Note: CPU name and CRB name are optional if the BSP supports more than 1 CPU or CRB
Currently, the 'release notes' for a BSP consist of the information found on the web page for the BSP in the 'Downloads' section for the BSP, and essentially consists of the BSP's README along with a 'Layer-Specific Notes' section, which is tacked on to the end of the page.
- The Yocto documentation and website maintainers will be responsible for the content of the BSP pages and will ask the BSP maintainer(s) for any additional information needed for a particular BSP
- Normally the only thing needed from the BSP maintainer(s) are the 'Layer-Specific Notes' for a BSP, which the BSP maintainers should supply to the documentation and website maintainers unsolicited as part of the release process.
- Any layer-specific notes that affect multiple or all BSPs should be attached to each BSP separately in the 'Layer-Specific Notes' section.
- The title used for the BSP on the website is retrieved by the documentation and website maintainers from the BSP's WEBTITLE field in the BSP's machine.conf, and should therefore reflect accurately how the BSP is identified on the website. This may be a string defined by marketing, and should at least be approved by marketing.
According to the Yocto Project compliance requirements, no meta-intel BSP can be released without testing data.
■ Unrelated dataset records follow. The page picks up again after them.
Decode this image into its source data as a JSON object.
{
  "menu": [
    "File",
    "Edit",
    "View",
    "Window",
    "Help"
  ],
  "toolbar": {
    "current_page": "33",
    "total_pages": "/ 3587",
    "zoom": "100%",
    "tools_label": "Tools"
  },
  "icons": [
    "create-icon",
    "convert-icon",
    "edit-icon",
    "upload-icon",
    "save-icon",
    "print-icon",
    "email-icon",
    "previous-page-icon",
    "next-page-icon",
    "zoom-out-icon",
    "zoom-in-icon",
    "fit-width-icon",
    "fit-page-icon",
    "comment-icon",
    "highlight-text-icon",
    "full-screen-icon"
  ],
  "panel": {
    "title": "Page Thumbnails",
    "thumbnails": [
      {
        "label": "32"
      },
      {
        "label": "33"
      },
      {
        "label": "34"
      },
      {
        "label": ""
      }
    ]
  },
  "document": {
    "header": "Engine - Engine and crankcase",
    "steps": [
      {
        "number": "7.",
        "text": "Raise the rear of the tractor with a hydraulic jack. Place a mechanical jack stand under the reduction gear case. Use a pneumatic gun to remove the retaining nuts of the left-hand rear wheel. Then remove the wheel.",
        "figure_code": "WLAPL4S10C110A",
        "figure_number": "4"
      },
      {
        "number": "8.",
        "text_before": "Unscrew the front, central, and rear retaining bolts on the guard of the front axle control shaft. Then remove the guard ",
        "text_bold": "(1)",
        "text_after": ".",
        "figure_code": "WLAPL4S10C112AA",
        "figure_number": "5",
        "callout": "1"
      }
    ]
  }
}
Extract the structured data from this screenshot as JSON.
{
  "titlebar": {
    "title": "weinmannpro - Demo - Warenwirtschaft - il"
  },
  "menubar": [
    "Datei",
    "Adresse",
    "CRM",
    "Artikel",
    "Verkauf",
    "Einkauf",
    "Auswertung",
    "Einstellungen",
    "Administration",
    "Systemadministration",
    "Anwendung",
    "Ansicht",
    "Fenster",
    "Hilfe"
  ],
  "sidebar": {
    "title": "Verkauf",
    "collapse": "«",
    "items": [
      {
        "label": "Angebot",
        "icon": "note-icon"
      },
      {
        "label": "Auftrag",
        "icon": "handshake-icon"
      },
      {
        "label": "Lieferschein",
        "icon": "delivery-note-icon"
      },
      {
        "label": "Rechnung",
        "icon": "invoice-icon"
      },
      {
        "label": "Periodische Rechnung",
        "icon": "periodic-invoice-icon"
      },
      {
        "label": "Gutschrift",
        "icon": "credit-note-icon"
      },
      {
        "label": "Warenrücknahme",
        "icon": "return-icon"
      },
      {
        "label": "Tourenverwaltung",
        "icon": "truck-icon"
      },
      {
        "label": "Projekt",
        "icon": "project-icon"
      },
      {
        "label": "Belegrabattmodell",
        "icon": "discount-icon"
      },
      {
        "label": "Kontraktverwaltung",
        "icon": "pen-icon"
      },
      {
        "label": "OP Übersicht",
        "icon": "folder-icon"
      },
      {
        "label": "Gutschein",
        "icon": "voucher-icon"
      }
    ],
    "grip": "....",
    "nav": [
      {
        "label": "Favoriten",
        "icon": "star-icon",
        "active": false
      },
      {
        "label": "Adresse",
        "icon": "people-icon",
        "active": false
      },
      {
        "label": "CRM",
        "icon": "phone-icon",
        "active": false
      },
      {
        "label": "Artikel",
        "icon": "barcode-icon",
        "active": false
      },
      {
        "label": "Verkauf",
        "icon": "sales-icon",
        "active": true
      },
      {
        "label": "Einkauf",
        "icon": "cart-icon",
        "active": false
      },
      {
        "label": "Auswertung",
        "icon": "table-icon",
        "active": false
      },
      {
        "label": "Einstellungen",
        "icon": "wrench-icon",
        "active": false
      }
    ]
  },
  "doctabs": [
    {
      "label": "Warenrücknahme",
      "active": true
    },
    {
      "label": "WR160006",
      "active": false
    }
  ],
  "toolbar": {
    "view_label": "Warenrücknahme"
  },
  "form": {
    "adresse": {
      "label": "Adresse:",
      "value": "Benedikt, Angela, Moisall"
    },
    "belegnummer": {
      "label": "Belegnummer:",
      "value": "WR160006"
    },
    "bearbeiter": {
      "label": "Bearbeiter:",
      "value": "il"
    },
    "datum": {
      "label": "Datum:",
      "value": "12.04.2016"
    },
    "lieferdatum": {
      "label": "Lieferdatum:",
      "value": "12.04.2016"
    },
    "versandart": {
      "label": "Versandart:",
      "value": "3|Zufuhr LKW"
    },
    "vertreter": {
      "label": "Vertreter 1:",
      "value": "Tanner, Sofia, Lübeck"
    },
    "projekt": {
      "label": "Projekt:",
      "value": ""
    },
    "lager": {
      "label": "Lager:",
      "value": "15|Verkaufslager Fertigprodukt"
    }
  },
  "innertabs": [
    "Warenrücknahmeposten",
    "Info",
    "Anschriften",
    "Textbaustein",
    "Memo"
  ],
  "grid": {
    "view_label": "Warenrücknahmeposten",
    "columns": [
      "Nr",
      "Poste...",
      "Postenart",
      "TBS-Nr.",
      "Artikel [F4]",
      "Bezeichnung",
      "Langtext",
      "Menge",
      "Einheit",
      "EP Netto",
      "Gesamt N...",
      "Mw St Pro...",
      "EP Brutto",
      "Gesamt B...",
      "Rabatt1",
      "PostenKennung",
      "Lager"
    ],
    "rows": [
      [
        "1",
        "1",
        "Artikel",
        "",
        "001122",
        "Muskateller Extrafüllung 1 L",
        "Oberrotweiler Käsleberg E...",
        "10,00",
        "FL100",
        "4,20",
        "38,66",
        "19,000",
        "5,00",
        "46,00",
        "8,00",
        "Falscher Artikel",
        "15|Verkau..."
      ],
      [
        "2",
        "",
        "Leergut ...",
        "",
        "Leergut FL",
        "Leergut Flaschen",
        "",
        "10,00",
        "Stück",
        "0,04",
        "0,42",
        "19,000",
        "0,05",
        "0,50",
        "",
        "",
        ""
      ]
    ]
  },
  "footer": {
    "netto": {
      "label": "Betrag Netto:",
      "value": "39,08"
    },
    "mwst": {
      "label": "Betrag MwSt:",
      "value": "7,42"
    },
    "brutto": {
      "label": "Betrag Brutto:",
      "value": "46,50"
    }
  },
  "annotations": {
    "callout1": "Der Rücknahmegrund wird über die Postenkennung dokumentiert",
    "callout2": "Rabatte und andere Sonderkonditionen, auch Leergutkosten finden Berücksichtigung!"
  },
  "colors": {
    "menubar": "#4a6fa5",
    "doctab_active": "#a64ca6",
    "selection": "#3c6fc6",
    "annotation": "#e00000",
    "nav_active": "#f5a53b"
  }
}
The webpage for each BSP must contain a link to the testing data generated for every image contained in a released BSP. For the BSPs tested by Yocto QA, the QA test report should be the one linked to for those BSPs.
For every BSP image contained in a tarball released on the Yocto website, it must be verified that the image can be independently generated from scratch (including downloads) using the released metadata.
Customers must (and have, and will) be able to verify that the images contained in the release tarball can in fact be generated from the combination of the metadata contained in the BSP tarball and the set of packages downloaded by the build (from a scratch build) process to create those images.
In practice, this means that the autobuilder maintainer needs to supply the settings required to generate the BSP to the person verifiying the image. If the release tarball is generated by some other process, the BSP maintainer needs to supply that information.
- Note that all images released on the website must contain a time-limited kernel and this must be taken into account when verifying the image.